Sacred Landscape: The Buried History of the Holy Land Since 1948
University of California Press, 2000 - 366 sivua
As a young man Meron Benvenisti often accompanied his father, a distinguished geographer, when the elder Benvenisti traveled through the Holy Land charting a Hebrew map that would rename Palestinian sites and villages with names linked to Israel's ancestral homeland. These experiences in Benvenisti's youth are central to this book, and the story that he tells helps explain how during this century an Arab landscape, physical and human, was transformed into an Israeli, Jewish state.
Benvenisti first discusses the process by which new Hebrew nomenclature replaced the Arabic names of more than 9,000 natural features, villages, and ruins in Eretz Israel/Palestine (his name for the Holy Land, thereby defining it as a land of Jews and Arabs). He then explains how the Arab landscape has been transformed through war, destruction, and expulsion into a flourishing Jewish homeland accommodating millions of immigrants. The resulting encounters between two peoples who claim the same land have raised great moral and political dilemmas, which Benvenisti presents with candor and impartiality.
Benvenisti points out that five hundred years after the Moors left Spain there are sufficient landmarks remaining to preserve the outlines of Muslim Spain. Even with sustained modern development, the ancient scale is still visible. Yet a Palestinian returning to his ancestral landscape after only fifty years would have difficulty identifying his home. Furthermore, Benvenisti says, the transformation of Arab cultural assets into Jewish holy sites has engendered a struggle over the "signposts of memory" essential to both peoples.
Sacred Landscape raises troublesome questions that most writers on the Middle East avoid. The now-buried Palestinian landscape remains a symbol and a battle standard for Palestinians and Israelis. But it is Benvenisti's continuing belief that Eretz Israel/Palestine has enough historical and physical space for the people of both nations and that it can one day be a shared homeland.
Mitä ihmiset sanovat - Kirjoita arvostelu
SACRED LANDSCAPE: The Buried History of the Holy Land Since 1948Käyttäjän arvio - Kirkus
The former deputy mayor of Jerusalem addresses the transformation of an Arab land into a Jewish state from a novel perspective: geography.
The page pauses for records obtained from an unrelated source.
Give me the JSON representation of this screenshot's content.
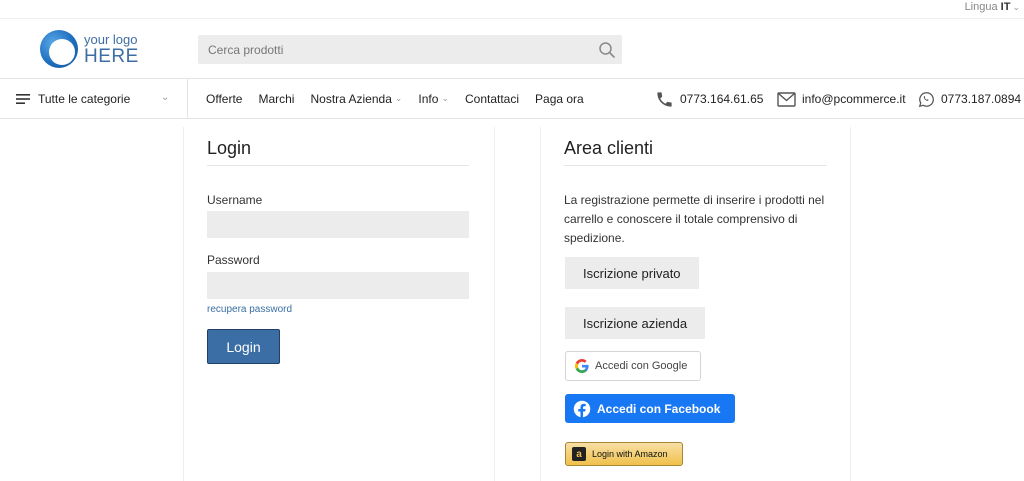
{
  "lang_bar": {
    "label": "Lingua",
    "code": "IT"
  },
  "logo": {
    "line1": "your logo",
    "line2": "HERE"
  },
  "search": {
    "placeholder": "Cerca prodotti"
  },
  "nav": {
    "categories_label": "Tutte le categorie",
    "menu": [
      "Offerte",
      "Marchi",
      "Nostra Azienda",
      "Info",
      "Contattaci",
      "Paga ora"
    ],
    "phone": "0773.164.61.65",
    "email": "info@pcommerce.it",
    "whatsapp": "0773.187.0894"
  },
  "login": {
    "title": "Login",
    "username_label": "Username",
    "password_label": "Password",
    "recover_label": "recupera password",
    "submit_label": "Login"
  },
  "area": {
    "title": "Area clienti",
    "description": "La registrazione permette di inserire i prodotti nel carrello e conoscere il totale comprensivo di spedizione.",
    "private_label": "Iscrizione privato",
    "company_label": "Iscrizione azienda",
    "google_label": "Accedi con Google",
    "facebook_label": "Accedi con Facebook",
    "amazon_label": "Login with Amazon"
  },
  "colors": {
    "accent": "#3a6ea5",
    "facebook": "#1877f2",
    "amazon": "#f0c14b"
  }
}
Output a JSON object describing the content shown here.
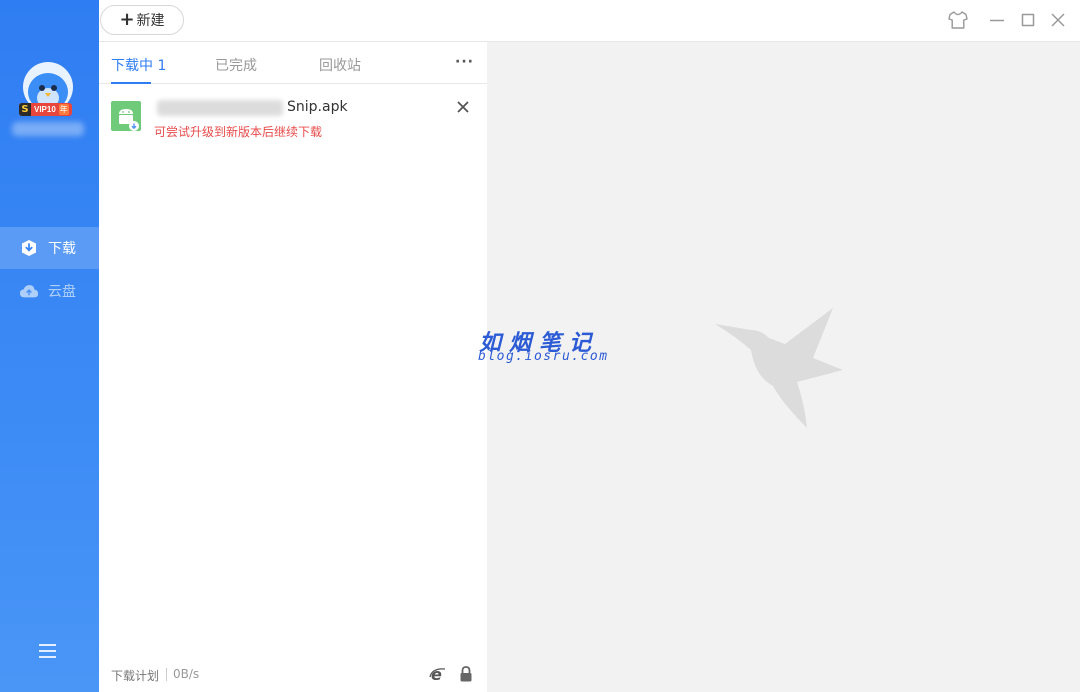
{
  "sidebar": {
    "vip_badge": {
      "s": "S",
      "text": "VIP10",
      "year": "年"
    },
    "nav": [
      {
        "label": "下载",
        "icon": "download-shield-icon",
        "active": true
      },
      {
        "label": "云盘",
        "icon": "cloud-icon",
        "active": false
      }
    ],
    "menu_icon": "hamburger-menu-icon"
  },
  "topbar": {
    "new_label": "新建",
    "controls": [
      "skin-shirt-icon",
      "minimize-icon",
      "maximize-icon",
      "close-icon"
    ]
  },
  "tabs": [
    {
      "label": "下载中 1",
      "active": true
    },
    {
      "label": "已完成",
      "active": false
    },
    {
      "label": "回收站",
      "active": false
    }
  ],
  "more_label": "···",
  "download_item": {
    "filename_suffix": "Snip.apk",
    "error": "可尝试升级到新版本后继续下载",
    "icon": "android-apk-icon"
  },
  "footer": {
    "plan_label": "下载计划",
    "speed": "0B/s",
    "icons": [
      "ie-browser-icon",
      "lock-icon"
    ]
  },
  "watermark": {
    "title": "如烟笔记",
    "url": "blog.iosru.com"
  },
  "colors": {
    "accent": "#2f7df2",
    "error": "#e84b4b",
    "sidebar": "#3c8bf5"
  }
}
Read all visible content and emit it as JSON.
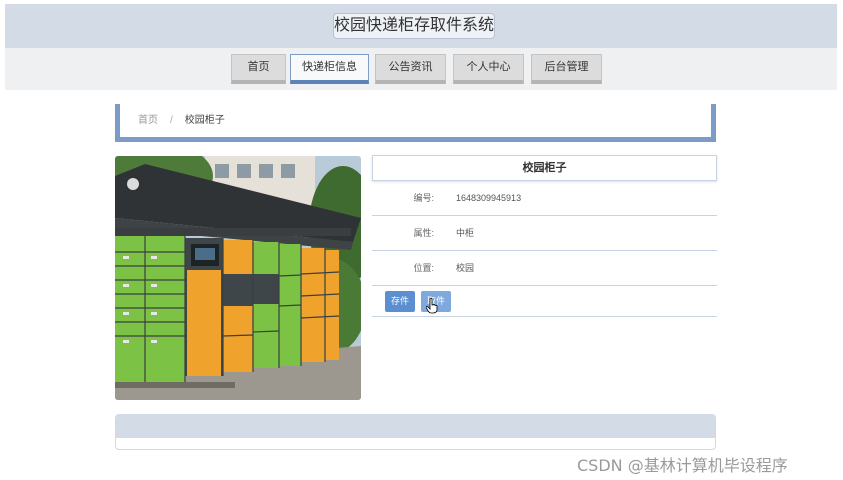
{
  "header": {
    "title": "校园快递柜存取件系统"
  },
  "nav": {
    "items": [
      {
        "label": "首页"
      },
      {
        "label": "快递柜信息",
        "active": true
      },
      {
        "label": "公告资讯"
      },
      {
        "label": "个人中心"
      },
      {
        "label": "后台管理"
      }
    ]
  },
  "breadcrumb": {
    "home": "首页",
    "separator": "/",
    "current": "校园柜子"
  },
  "detail": {
    "name": "校园柜子",
    "fields": [
      {
        "label": "编号:",
        "value": "1648309945913"
      },
      {
        "label": "属性:",
        "value": "中柜"
      },
      {
        "label": "位置:",
        "value": "校园"
      }
    ],
    "actions": {
      "store": "存件",
      "take": "取件"
    }
  },
  "watermark": "CSDN @基林计算机毕设程序",
  "colors": {
    "accent": "#7c9bc7",
    "button": "#5b8fd1",
    "header_bg": "#d2dbe6"
  },
  "image": {
    "subject": "outdoor smart parcel locker with green and orange doors"
  }
}
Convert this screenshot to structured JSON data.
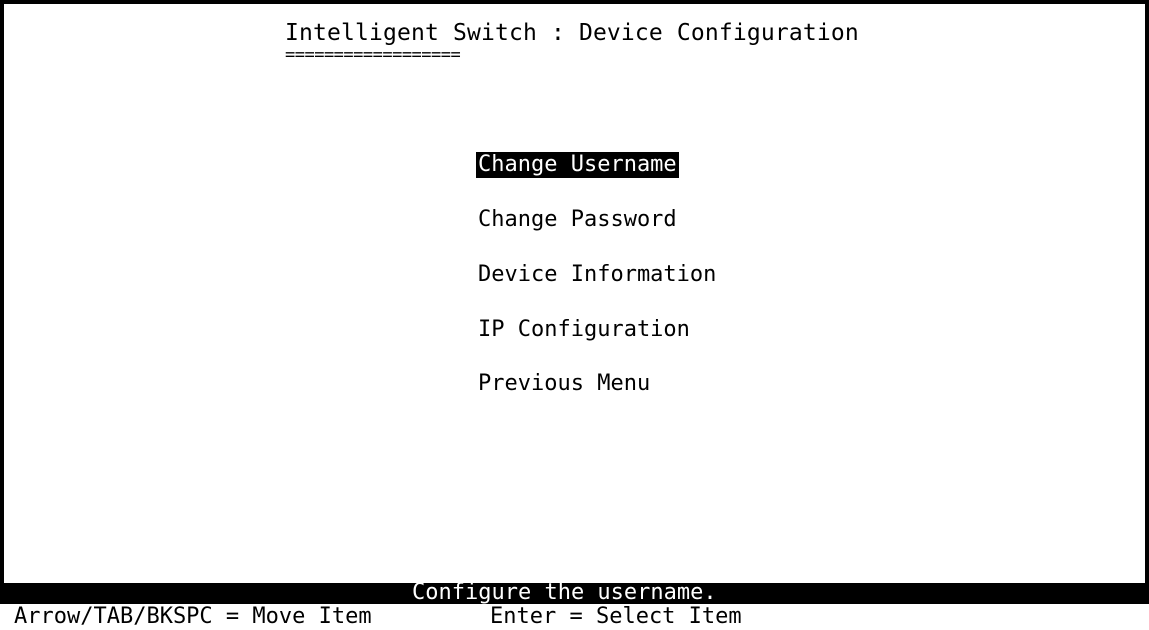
{
  "screen": {
    "title": "Intelligent Switch : Device Configuration",
    "title_underline": "=================="
  },
  "menu": {
    "selected_index": 0,
    "items": [
      {
        "label": "Change Username"
      },
      {
        "label": "Change Password"
      },
      {
        "label": "Device Information"
      },
      {
        "label": "IP Configuration"
      },
      {
        "label": "Previous Menu"
      }
    ]
  },
  "status": {
    "message": "Configure the username."
  },
  "help": {
    "navigation": "Arrow/TAB/BKSPC = Move Item",
    "select": "Enter = Select Item"
  },
  "colors": {
    "background": "#ffffff",
    "foreground": "#000000",
    "highlight_background": "#000000",
    "highlight_foreground": "#ffffff"
  }
}
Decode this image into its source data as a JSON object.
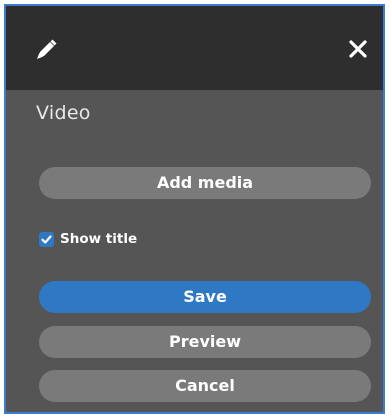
{
  "header": {
    "edit_icon": "pencil-icon",
    "close_icon": "close-icon"
  },
  "panel": {
    "title": "Video",
    "add_media_label": "Add media",
    "show_title": {
      "label": "Show title",
      "checked": true
    },
    "save_label": "Save",
    "preview_label": "Preview",
    "cancel_label": "Cancel"
  },
  "colors": {
    "header_bg": "#2e2e2e",
    "panel_bg": "#555555",
    "button_bg": "#7a7a7a",
    "primary": "#2f78c4",
    "border": "#3c7bd0"
  }
}
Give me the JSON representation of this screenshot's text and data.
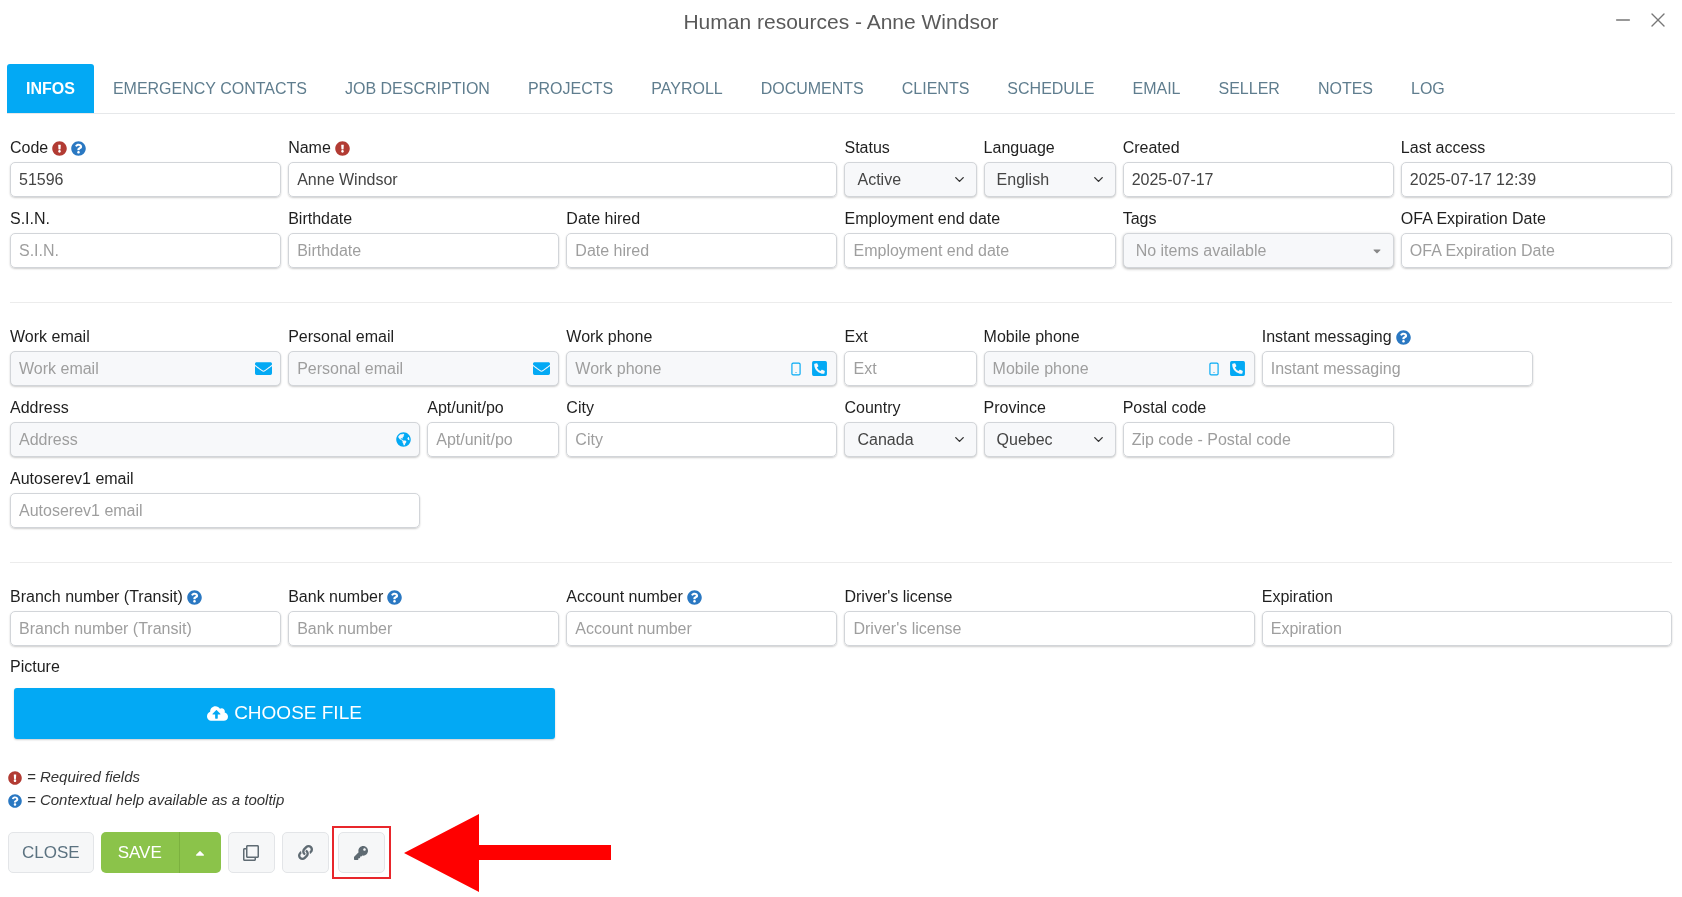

How, asks Benvenisti (Intimate Enemies, 1995; City of Stone ... Lue koko arvostelu
List of Illustrations ix
Uprooted and Planted
The Signposts of Memory
Saints Peasants and Conquerors
The Last Zionists
Muita painoksia - Näytä kaikki
Sacred Landscape: The Buried History of the Holy Land since 1948
Rajoitettu esikatselu - 2000
abandoned villages According agricultural ancient Arab communities Arab landscape Arabic names army authorities Aviv became Bedouin Beit Shean Ben-Gurion Benny Morris biblical border British building built cemetery cities Coastal Plain committee Crusader cultivation desert destroyed destruction dunams Eretz Israel established ethnic cleansing evicted exodus expelled expulsion families Galilee geographical Ghazi Falah grave Haganah Haifa Hebrew Hebrew map Hebrew names heritage hills holy homeland homes houses Huleh Valley human Ibid Ijzim immigrants inhabitants internal refugees Iqrit Israeli Jerusalem Jewish community Jewish forces Jewish settlements Jews Jezreel Valley Khirbat kibbutz kibbutzim leaders living located Mandatory ment military Moshav moshavim mosque movement Muslim Nabi Nabi Rubin Negev neighboring Palestine Palmach percent political population refugee problem regarding region remained ruins Safad settle settlers Sheikh Tel Aviv territory tion town tradition trees uprooted Valley Wadi Weitz West Bank Yishuv Yizhar Zionist
The One-state Solution: A Breakthrough for Peace in the Israeli-Palestinian ...
Rajoitettu esikatselu - 2005
Kaikki Kirjat-palvelun tulokset »
Geography in America at the Dawn of the 21st Century
Gary L. Gaile,Cort J. Willmott
Esikatselu ei käytettävissä - 2003